Privity of Contract: relationship that exists between parties to a contract.
Generally, in order to win a contract lawsuit, the plaintiff must prove privity of contract with the
defendant- that they are both parties to the same contract.
The third party usually cannot be directly sued because he has not given any consideration for
the promise. Not only must consideration for a promise be given by a party to the contract, but it
must be given by the party seeking to enforce the promise.
Liability of sellers of goods: the consumer should receive the benefit of implied terms that the
goods are reasonably suited for.
Liability of Manufacturers: may be liable for negligence (duty to warn/ defective unit)
Vicarious performance: a third party performs contractual obligation on behalf of the promisor
who remains responsible for proper performance; someone hired to do the job on contract the
original promisor cannot escape liability by using a substitute.
• Vicarious performance is allowed when it is not specified in the contract who should
perform the job.
• Injured party of tort liability in this may sue both the employee and the employer; but
obviously it would be smarter to sue the employer
• Exemption clauses: eployees are often protected by the exemption clauses; if they can
prove that the clause was intended to be for their benefit and the damage occurred in
the course of their employment
Trusts: a fund in which is to be handed to a beneficiary in the future (ex. a mom saving money
for her child in the future; college fund)
Trustee: a person who is entitled to the trust
Trust agreement: document that conveys property to a trustee to be used for the benefit of a
third party beneficiary
Constructive trust: a relationship that permits a third party to obtain performance of a promise
included in a contract for his benefit. Unfortunately, parties involved in the contract are not likely
to be aware of the subtleties of a constructive trust.
Other exceptions to the Privity of Contract rule
Insurance: each province has a statue that gives beneficiary the right to force the insurance
company to pay out the contract; this is indemnification, not guarantee.
Undisclosed principal: an agent involved with the contract may sue or be sued on the
contract; without necessarily proving privity of contract for that guy. Contracts concerning land: people who acquire land are subject to the rights and obligations
created in earlier contracts that are recorded on the public record; even though new owner is
not a party to the previous contracts (ex. if a tenant promises landlord to keep repairing the
property while paying rent, they must do that for the next owner as well, legally.)
The principled extension- exemption clauses: Supreme Court of Canada’s two criteria to
decided whether or not a third party may rely on contractual provisions to protect it from liability:

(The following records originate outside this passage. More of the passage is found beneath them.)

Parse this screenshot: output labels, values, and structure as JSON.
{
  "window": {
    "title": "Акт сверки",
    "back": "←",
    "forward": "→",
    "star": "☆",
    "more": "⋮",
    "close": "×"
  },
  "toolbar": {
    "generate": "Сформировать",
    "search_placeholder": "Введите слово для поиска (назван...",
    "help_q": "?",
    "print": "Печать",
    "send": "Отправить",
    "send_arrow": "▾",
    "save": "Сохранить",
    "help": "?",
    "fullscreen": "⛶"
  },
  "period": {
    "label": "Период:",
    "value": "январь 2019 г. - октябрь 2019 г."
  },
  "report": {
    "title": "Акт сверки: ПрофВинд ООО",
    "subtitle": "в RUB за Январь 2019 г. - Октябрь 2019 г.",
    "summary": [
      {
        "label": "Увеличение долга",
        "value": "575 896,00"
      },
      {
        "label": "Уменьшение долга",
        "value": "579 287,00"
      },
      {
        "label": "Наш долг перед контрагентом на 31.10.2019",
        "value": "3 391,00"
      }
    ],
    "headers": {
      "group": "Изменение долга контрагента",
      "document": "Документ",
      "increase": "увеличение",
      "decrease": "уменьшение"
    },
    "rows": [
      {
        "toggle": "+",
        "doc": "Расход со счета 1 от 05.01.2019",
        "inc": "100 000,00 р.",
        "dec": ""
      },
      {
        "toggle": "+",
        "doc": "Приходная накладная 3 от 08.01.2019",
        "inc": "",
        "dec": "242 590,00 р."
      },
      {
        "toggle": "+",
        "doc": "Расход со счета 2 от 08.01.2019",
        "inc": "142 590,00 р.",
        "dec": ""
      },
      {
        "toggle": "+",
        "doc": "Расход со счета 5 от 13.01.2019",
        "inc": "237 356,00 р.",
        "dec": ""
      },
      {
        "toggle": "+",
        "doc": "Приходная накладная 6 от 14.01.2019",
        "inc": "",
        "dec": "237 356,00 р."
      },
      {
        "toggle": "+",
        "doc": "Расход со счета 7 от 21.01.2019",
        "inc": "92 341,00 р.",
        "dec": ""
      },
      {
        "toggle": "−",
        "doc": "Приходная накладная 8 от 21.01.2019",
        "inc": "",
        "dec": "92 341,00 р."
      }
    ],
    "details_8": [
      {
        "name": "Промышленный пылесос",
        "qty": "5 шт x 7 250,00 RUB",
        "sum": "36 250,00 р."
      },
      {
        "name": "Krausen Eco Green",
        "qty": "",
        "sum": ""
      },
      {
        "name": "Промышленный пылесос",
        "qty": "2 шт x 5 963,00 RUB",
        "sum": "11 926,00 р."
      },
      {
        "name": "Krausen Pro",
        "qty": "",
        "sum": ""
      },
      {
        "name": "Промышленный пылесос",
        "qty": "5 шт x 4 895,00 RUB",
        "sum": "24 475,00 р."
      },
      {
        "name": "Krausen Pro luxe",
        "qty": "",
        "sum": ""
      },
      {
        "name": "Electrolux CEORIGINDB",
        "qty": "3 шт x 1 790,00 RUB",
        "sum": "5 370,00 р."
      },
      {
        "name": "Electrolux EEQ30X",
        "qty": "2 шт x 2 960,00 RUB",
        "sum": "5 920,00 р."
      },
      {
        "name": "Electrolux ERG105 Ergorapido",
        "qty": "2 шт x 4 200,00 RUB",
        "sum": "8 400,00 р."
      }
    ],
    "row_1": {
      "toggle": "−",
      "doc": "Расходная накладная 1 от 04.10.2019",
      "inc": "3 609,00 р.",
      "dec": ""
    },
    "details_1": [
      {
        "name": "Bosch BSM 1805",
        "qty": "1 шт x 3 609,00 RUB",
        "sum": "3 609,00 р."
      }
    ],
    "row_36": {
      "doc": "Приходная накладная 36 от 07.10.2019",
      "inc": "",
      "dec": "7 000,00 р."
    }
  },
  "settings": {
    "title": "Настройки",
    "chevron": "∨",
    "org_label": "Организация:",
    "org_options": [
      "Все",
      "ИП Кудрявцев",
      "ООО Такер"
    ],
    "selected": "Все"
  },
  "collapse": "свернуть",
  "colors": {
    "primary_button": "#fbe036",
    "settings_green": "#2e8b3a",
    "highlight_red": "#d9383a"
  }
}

1. Did the parties to the contract intend to extend the protection to the third party claiming
2. Are the activities of the third party within the scope of the contract general, and the
exemption clause in particular?
If these two are satisfied, the exclusion clause will protect the third party from liability. It also
allows the third party to sue to enforce the terms of the contract, too.
Assignment of Rights
Transferring the unperformed right or benefit of the contract to a third party
Choses in action: rights to intangible property; ex. patent, copyright, stock, bonds…etc; used to
accumulate wealth; assignment of rights
Choses in possession: rights to tangible property; sale of goods
Equitable Assignment: requires that a clear intention to assign all part of a contractual benefit
be show neither orally or in writing. If a legal action is necessary to collect from the promisor, the
assignee must make the assignor a party as well.
Statutory Assignment: enables the assignee to sue the other party without joining the assignor
to the action
An assignee may sue the promisor without joining the assignor in the lawsuit provided:
a) The assignment must be complete: it wouldn’t be complete if there is a remaining
balance to be paid afterwards
b) It must be unconditional
c) It was in writing; doesn’t have to be, so be reasonable about this; if it was oral, call the
assignor as a witness to prove
The effect of notice from multiple assignees: The assignee who first gave notice to the debtor is
the one entitled to payment. It may be easier (nay, necessary) to pay the money (obligation) into
court, and let them decide where it goes.
Fundamental rule is that the assignee can never acquire a better right to sue the promisor than
the assignor had. In legal terms, the assignee’s claim is “subject to the equities”: her claim i